All of these trends and themes culminated in a strike on March 3, 1919. The goals of this strike, according to Mark Jones in Founding Weimar: Violence and the German Revolution of 1918-1919 were “to get formal recognition of the role of workers’ and soldiers’ council; the reversal of the gradual re-establishment of military hierarchy that had occurred since 9 November; the disbandment of all units of government soldiers and Friekorps; the immediate creation of an army of revolutionary workers; the release of all political prisoners; and an end to the system of military justice which meant that serving officers and men were tried by military instead of civilian courts.” The problem for this strike, even though it was able to base itself on a coalition of the Independent socialists, the communists, and some of the more radical social democrats, is that it really just happened too late. It would only last for 10 days, and over that period 1200 people would be killed. Over the preceding 3 months the Social Democrat led government had solidified its support among groups like the Freikorps and in March, when the strike began, the government was able to use them as their shock troops. The Freikorps, which were returning from Eastern Europe where they had fought the Russian Bolsheviks, were generally incredibly far right on the political spectrum, and they would be instrumental in breaking up the strike. IN some ways they were not so much ordered to fight, but were instead unleashed upon the strikers. There are reports of hundreds of workers being executed. Eventually this violence broke the strike, but it also caused a very different, but equally dangerous situation to development for the government.
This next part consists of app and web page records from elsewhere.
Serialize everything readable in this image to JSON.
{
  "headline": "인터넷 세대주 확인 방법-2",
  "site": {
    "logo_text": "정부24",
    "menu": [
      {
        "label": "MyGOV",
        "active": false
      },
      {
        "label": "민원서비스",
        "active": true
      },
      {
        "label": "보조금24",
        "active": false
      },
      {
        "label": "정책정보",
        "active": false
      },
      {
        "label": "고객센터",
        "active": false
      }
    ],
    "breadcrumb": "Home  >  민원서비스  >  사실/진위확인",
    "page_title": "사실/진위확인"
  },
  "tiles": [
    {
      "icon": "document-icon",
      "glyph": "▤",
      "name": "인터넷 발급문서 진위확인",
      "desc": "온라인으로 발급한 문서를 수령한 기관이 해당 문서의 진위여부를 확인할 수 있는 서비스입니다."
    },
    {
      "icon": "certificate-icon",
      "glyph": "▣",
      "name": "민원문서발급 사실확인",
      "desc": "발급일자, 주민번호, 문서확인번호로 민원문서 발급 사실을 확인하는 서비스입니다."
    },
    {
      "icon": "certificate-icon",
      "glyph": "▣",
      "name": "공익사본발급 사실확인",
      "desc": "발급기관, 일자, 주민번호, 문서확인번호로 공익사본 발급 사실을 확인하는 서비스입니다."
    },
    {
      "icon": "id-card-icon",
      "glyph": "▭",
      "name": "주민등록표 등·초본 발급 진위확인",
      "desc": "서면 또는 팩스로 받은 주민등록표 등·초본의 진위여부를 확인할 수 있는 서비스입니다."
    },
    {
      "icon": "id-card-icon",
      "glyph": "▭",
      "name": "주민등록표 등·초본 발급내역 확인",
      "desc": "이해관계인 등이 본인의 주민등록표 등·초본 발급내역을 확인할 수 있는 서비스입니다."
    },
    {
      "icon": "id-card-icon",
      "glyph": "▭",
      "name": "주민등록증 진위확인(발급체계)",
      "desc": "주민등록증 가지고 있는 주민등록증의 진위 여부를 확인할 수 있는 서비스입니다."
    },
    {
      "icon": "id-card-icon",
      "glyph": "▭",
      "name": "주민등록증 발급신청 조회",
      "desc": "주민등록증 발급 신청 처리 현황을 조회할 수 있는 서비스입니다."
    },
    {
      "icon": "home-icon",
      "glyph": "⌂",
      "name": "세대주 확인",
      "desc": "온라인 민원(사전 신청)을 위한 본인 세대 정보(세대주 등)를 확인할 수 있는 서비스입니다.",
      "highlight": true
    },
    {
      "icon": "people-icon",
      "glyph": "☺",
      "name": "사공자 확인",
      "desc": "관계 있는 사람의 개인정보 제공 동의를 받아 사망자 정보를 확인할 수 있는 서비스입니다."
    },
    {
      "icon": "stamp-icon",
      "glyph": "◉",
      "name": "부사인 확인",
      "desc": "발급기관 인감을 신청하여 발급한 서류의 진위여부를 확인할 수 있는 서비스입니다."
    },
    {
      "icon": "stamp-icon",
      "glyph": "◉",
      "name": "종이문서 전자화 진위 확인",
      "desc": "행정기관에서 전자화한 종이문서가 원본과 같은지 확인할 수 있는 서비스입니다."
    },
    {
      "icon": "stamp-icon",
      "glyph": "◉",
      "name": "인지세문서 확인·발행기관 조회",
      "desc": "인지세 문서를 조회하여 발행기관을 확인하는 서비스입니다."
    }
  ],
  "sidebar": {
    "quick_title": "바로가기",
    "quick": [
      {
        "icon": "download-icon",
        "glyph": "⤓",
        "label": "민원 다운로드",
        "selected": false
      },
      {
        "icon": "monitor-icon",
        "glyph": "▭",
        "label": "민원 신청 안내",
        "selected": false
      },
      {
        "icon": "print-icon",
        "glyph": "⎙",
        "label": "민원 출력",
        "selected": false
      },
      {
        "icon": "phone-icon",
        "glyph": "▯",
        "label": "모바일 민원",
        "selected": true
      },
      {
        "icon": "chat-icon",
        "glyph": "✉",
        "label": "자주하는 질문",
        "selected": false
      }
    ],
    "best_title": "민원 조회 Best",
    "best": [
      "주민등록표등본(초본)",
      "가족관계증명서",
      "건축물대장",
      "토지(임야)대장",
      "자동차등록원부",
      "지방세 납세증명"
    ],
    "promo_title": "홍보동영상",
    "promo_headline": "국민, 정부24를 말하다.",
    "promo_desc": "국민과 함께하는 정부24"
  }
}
They had used the violent reactionaries to put down a strike from the left, but now those same right wing militias were able to use their roles in this fighting to their benefit. They had been the vanguard against the strikers, against chaos, against socialists and communists, they had saved Germany from revolution. The next step that they would take, was to begin questioning why it was the Social Democrats and the moderate left who were leading the country at all, why not the right wing military groups who had just saved Germany?